Graduate Profile: Juan-Pablo Gevaudan, B.S.
Name: Juan Pablo Gevaudan
Hometown: San Cristobal, Venezuela
Advisor: Dr. Maria Juenger
Area of research: Alternative supplementary cementitious materials
How does it feel to be graduating?
Graduation is a bittersweet feeling as I look to what I have done in my four years as an undergraduate at UT, and to what I will do in graduate school. I am reminiscent of the experiences that I have had in my undergraduate career. These experiences range from being a part of the Engineers for a Sustainable World’s leadership to even walking my first-year commute from my residence hall to the engineering area. Yet, I am excited about the future as I will meet new people, work on great materials research, and learn many new ideas.
Looking back, what influences had the greatest impact during your time at UT Austin?
Many factors and people have shaped my life throughout my years in UT Austin. Starting with the excellent faculty that inspired me during my Civil Engineering degree and Architecture minor. Their own success and stories always encouraged me to achieve greater things and persevere. Secondly, research has shaped my life-vision and ideas to be more refined and focused on how I would like to contribute to academia, the realm of ideas. My career goals have been refined from wanting to be an environmental engineer to now wanting to investigate materials’ ability to remove pollutants from the environment. This research aims to shaping our urban architecture and provide for a more resilient natural environment. Finally, my colleagues during these undergraduate years have pushed me to defy limits, break boundaries, and always strive to do my best. I would not be in the position that I am now without any of them.
What projects did you work on while you were here?
I have had the great opportunity to work as an undergraduate research assistant on a project sponsored by the Texas Department of Transportation — TX 0-6717. During this project I have learnt many analytical techniques to identify and assess alternative supplementary cementitious materials that can be used to make more durable concrete.
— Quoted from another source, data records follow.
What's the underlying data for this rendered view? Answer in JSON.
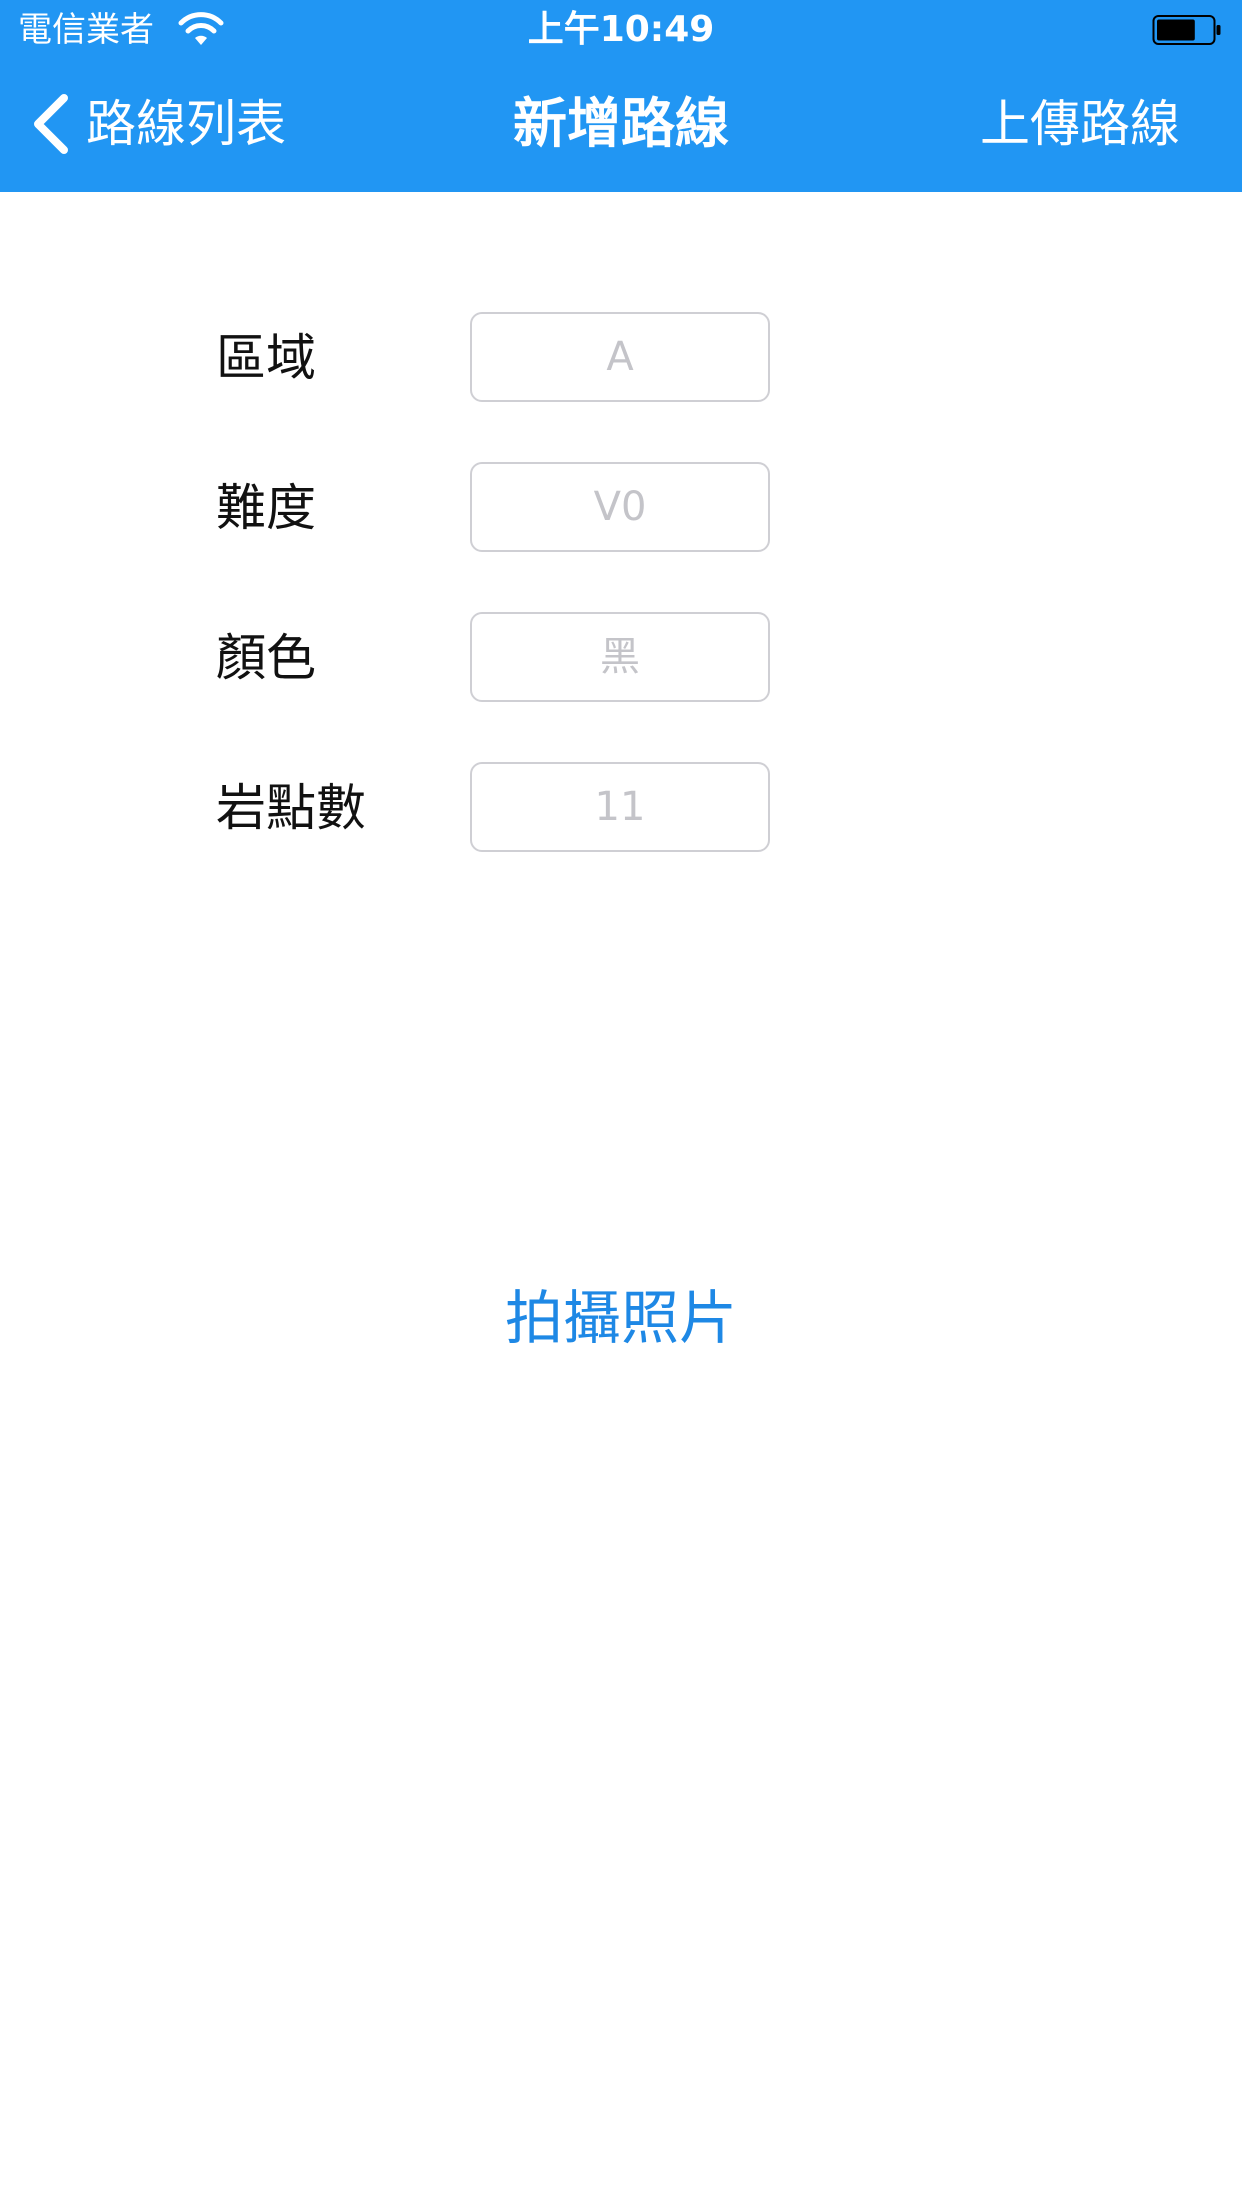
{
  "status_bar": {
    "carrier": "電信業者",
    "time": "上午10:49",
    "battery_level": 0.7
  },
  "nav_bar": {
    "back_label": "路線列表",
    "title": "新增路線",
    "upload_label": "上傳路線"
  },
  "form": {
    "fields": [
      {
        "label": "區域",
        "placeholder": "A"
      },
      {
        "label": "難度",
        "placeholder": "V0"
      },
      {
        "label": "顏色",
        "placeholder": "黑"
      },
      {
        "label": "岩點數",
        "placeholder": "11"
      }
    ]
  },
  "photo_button_label": "拍攝照片",
  "colors": {
    "nav_background": "#2196F3",
    "link_blue": "#1E88E5",
    "input_border": "#cfcfd4",
    "placeholder": "#c4c4c9"
  }
}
Moreover, working on Dr. Juenger’s research team, with my graduate student mentor Saamiya Seraj, has been an invaluable experience. The leadership, guidance, and attention that I have gotten has truly impacted my research goals and has made me look forward to performing quality research in graduate school. Not only have I learnt how to operate complex machinery like the calorimeter and X-ray diffraction, I have also learnt simple things like leaving your work area cleaner than what you found it. All in all, I feel that I have grown tremendously from these experiences, as an individual, as a researcher, and as member of a research team.
What are your plans after graduation?
After graduation, I plan to travel in the summer and spend time with family. In August, I will begin my adventure to receive a Ph.D. in Architectural Engineering at the University of Colorado at Boulder in August. Once there, I will be researching sustainable materials, in specific permeable concrete. My research will focus on the durability, pollutant removal, and watershed implementation of this sustainable concrete. It is my hope that with this research the world will be a little bit closer to having a more sustainable and resilient urban-natural fabric.